‘They’re beings in their own right and they deserve to be treated with kindness and respect. They are victims like the rest of us,’ he said.
The findings come after four isolated cases of pets being infected with the novel coronavirus, including two dogs in Hong Kong and a cat in Belgium.
A second cat was also revealed last week to have tested positive for the virus after its owner fell ill — unlike the Belgian cat, however, it is not exhibiting symptoms.
In all four cases, the pets are believed to have caught the virus from their humans.
The US Centers for Disease Control and Prevention has noted that there is no evidence to suggest that household pets are capable of spreading the disease.
The study was undertaken by Jianzhong Shi of the State Key Laboratory of Veterinary Biotechnology in Harbin, China, and colleagues.
‘Cats and dogs are in close contact with humans and therefore it is important to understand their susceptibility to SARS-CoV-2 for COVID-19 control,’ the researchers wrote in their paper.
To investigate, the researchers infected five domestic cats — each around eight months old — with the coronavirus via their noses.
After six days, two of the cats were euthanized and examined, with the team finding both viral RNA and infectious viral particles in both cats’ nasal passages, tonsils, soft palates and windpipes.
The WHO’s top emergencies expert Mike Ryan asked people not to retaliate against animals over the outbreak
Each of the three remaining cats were then placed in cages next to one of three uninfected cats.
After three days, the researchers detected viral RNA in the faeces of one of the new, originally-uninfected cats — and, when this cat was later euthanized and examined, the team also found viral RNA in its nose, tonsils, soft palate and windpipe.
This, the researchers wrote, indicates ‘that respiratory droplet transmission had occurred in this pair of cats.’

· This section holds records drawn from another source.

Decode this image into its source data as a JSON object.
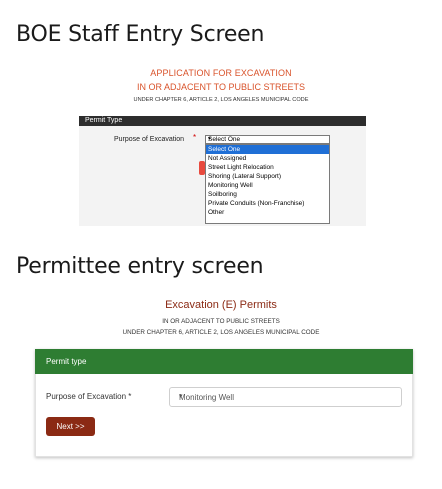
{
  "boe_heading": "BOE Staff Entry Screen",
  "permittee_heading": "Permittee entry screen",
  "boe": {
    "title_line1": "APPLICATION FOR EXCAVATION",
    "title_line2": "IN OR ADJACENT TO PUBLIC STREETS",
    "title_line3": "UNDER CHAPTER 6, ARTICLE 2, LOS ANGELES MUNICIPAL CODE",
    "section_label": "Permit Type",
    "field_label": "Purpose of Excavation",
    "required_marker": "*",
    "selected_value": "Select One",
    "dropdown_arrow": "▾",
    "options": [
      "Select One",
      "Not Assigned",
      "Street Light Relocation",
      "Shoring (Lateral Support)",
      "Monitoring Well",
      "Soilboring",
      "Private Conduits (Non-Franchise)",
      "Other"
    ],
    "highlighted_option_index": 0,
    "colors": {
      "title": "#d9532b",
      "header_bar": "#2d2d2d",
      "highlight": "#1f6fd6",
      "required": "#d10000"
    }
  },
  "permittee": {
    "title": "Excavation (E) Permits",
    "subtitle_line1": "IN OR ADJACENT TO PUBLIC STREETS",
    "subtitle_line2": "UNDER CHAPTER 6, ARTICLE 2, LOS ANGELES MUNICIPAL CODE",
    "section_label": "Permit type",
    "field_label": "Purpose of Excavation *",
    "selected_value": "Monitoring Well",
    "dropdown_arrow": "▾",
    "next_button": "Next >>",
    "colors": {
      "title": "#8b2a14",
      "header_bar": "#2e7d32",
      "button": "#8b2a14"
    }
  }
}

The researchers also found that the four cats that ultimately were infected by the coronavirus were found to have produced antibodies against the virus — and none of the exhibited any symptoms from the infection.
Experts have said that pet owners should not be alarmed by the findings at present.
Virologist Linda Saif of the Ohio State University in Columbus told Nature that it should be noted that the results come from tests in which animals were deliberately infected with high doses of the virus — which does not reflect real-life conditions.
She added that there was also no evidence to suggest that the infected cats in the study secreted enough coronavirus to pass the infection on to humans — and more studies with different viral doses are need to understand possible transmission.
‘The focus in the control of COVID-19 therefore undoubtedly needs to remain firmly on reducing the risk of human-to-human transmission,’ added epidemiologist Dirk Pfeiffer of the City University of Hong Kong.
Nevertheless, the US Centers for Disease Control and Prevention have advised that those infected with the coronavirus limit their contact with their pets until they have fully recovered.
The team also experimented with other animals, in addition to cats.
Dogs were found to be less susceptible to the coronavirus — with only two of five deliberately infected animals found exhibiting viral RNA in their faeces, and none found to be containing infectious virus particles.
However, ferrets were found to be highly susceptible to infection, which will likely see the animals used as a model to test potential vaccines and drug treatments.
Chickens, ducks and pigs, meanwhile, exhibited no RNA particles when either infected with the coronavirus or after being exposed to infected animals — suggesting that they likely do not play a significant role in spreading the virus.
A pre-print of the researchers’ article, which has not yet been peer-reviewed, can be read on the bioRxiv repository.